__Task to carry out__.
The entries follow. Print each one exactly.

__Dataset entries__.
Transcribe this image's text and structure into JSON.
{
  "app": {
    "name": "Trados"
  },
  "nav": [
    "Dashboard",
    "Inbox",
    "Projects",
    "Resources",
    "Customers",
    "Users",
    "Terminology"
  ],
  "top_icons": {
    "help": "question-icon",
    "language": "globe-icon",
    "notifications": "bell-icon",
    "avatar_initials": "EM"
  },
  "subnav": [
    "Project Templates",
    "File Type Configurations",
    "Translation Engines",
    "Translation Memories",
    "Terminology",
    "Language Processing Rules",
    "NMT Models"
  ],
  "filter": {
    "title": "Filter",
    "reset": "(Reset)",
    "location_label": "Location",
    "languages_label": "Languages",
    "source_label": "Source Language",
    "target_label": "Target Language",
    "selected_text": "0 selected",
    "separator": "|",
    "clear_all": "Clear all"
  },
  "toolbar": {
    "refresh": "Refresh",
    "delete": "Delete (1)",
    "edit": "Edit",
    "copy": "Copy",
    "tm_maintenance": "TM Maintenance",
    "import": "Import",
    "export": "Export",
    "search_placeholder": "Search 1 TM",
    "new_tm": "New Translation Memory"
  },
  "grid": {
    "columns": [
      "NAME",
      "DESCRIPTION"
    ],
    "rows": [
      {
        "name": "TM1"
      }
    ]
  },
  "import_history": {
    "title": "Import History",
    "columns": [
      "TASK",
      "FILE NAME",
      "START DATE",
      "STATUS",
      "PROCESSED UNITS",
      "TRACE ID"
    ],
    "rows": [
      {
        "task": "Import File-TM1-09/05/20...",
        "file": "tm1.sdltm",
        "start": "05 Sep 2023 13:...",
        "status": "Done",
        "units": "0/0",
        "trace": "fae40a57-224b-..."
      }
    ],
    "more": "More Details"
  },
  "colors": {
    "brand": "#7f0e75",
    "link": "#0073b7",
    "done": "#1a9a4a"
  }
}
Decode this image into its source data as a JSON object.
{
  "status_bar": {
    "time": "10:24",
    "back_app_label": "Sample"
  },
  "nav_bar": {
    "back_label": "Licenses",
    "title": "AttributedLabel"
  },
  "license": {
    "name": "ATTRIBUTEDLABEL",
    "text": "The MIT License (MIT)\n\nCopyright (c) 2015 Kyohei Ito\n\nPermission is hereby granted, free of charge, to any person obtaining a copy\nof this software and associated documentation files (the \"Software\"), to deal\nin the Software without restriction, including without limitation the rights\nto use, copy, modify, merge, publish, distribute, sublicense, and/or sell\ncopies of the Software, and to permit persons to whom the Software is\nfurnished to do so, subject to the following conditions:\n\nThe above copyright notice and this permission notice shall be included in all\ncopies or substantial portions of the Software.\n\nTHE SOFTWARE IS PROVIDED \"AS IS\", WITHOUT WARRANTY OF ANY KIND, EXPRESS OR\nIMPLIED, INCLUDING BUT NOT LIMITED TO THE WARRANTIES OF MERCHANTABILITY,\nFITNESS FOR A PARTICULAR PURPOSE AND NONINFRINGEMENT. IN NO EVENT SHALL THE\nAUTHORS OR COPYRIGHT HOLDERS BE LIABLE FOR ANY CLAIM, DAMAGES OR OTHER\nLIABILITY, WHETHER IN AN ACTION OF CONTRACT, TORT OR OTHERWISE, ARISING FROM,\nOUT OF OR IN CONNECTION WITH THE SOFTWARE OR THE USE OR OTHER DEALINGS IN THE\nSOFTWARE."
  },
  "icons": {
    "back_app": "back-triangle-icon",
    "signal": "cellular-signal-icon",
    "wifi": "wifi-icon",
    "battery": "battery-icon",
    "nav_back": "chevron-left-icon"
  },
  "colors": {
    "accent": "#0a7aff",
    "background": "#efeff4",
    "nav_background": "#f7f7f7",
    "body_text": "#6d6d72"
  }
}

__Task solution__.
Transcribe this image's text and structure into JSON.
{
  "app": {
    "name": "Trados"
  },
  "nav": [
    "Dashboard",
    "Inbox",
    "Projects",
    "Resources",
    "Customers",
    "Users",
    "Terminology"
  ],
  "top_icons": {
    "help": "question-icon",
    "language": "globe-icon",
    "notifications": "bell-icon",
    "avatar_initials": "EM"
  },
  "subnav": [
    "Project Templates",
    "File Type Configurations",
    "Translation Engines",
    "Translation Memories",
    "Terminology",
    "Language Processing Rules",
    "NMT Models"
  ],
  "filter": {
    "title": "Filter",
    "reset": "(Reset)",
    "location_label": "Location",
    "languages_label": "Languages",
    "source_label": "Source Language",
    "target_label": "Target Language",
    "selected_text": "0 selected",
    "separator": "|",
    "clear_all": "Clear all"
  },
  "toolbar": {
    "refresh": "Refresh",
    "delete": "Delete (1)",
    "edit": "Edit",
    "copy": "Copy",
    "tm_maintenance": "TM Maintenance",
    "import": "Import",
    "export": "Export",
    "search_placeholder": "Search 1 TM",
    "new_tm": "New Translation Memory"
  },
  "grid": {
    "columns": [
      "NAME",
      "DESCRIPTION"
    ],
    "rows": [
      {
        "name": "TM1"
      }
    ]
  },
  "import_history": {
    "title": "Import History",
    "columns": [
      "TASK",
      "FILE NAME",
      "START DATE",
      "STATUS",
      "PROCESSED UNITS",
      "TRACE ID"
    ],
    "rows": [
      {
        "task": "Import File-TM1-09/05/20...",
        "file": "tm1.sdltm",
        "start": "05 Sep 2023 13:...",
        "status": "Done",
        "units": "0/0",
        "trace": "fae40a57-224b-..."
      }
    ],
    "more": "More Details"
  },
  "colors": {
    "brand": "#7f0e75",
    "link": "#0073b7",
    "done": "#1a9a4a"
  }
}
Decode this image into its source data as a JSON object.
{
  "status_bar": {
    "time": "10:24",
    "back_app_label": "Sample"
  },
  "nav_bar": {
    "back_label": "Licenses",
    "title": "AttributedLabel"
  },
  "license": {
    "name": "ATTRIBUTEDLABEL",
    "text": "The MIT License (MIT)\n\nCopyright (c) 2015 Kyohei Ito\n\nPermission is hereby granted, free of charge, to any person obtaining a copy\nof this software and associated documentation files (the \"Software\"), to deal\nin the Software without restriction, including without limitation the rights\nto use, copy, modify, merge, publish, distribute, sublicense, and/or sell\ncopies of the Software, and to permit persons to whom the Software is\nfurnished to do so, subject to the following conditions:\n\nThe above copyright notice and this permission notice shall be included in all\ncopies or substantial portions of the Software.\n\nTHE SOFTWARE IS PROVIDED \"AS IS\", WITHOUT WARRANTY OF ANY KIND, EXPRESS OR\nIMPLIED, INCLUDING BUT NOT LIMITED TO THE WARRANTIES OF MERCHANTABILITY,\nFITNESS FOR A PARTICULAR PURPOSE AND NONINFRINGEMENT. IN NO EVENT SHALL THE\nAUTHORS OR COPYRIGHT HOLDERS BE LIABLE FOR ANY CLAIM, DAMAGES OR OTHER\nLIABILITY, WHETHER IN AN ACTION OF CONTRACT, TORT OR OTHERWISE, ARISING FROM,\nOUT OF OR IN CONNECTION WITH THE SOFTWARE OR THE USE OR OTHER DEALINGS IN THE\nSOFTWARE."
  },
  "icons": {
    "back_app": "back-triangle-icon",
    "signal": "cellular-signal-icon",
    "wifi": "wifi-icon",
    "battery": "battery-icon",
    "nav_back": "chevron-left-icon"
  },
  "colors": {
    "accent": "#0a7aff",
    "background": "#efeff4",
    "nav_background": "#f7f7f7",
    "body_text": "#6d6d72"
  }
}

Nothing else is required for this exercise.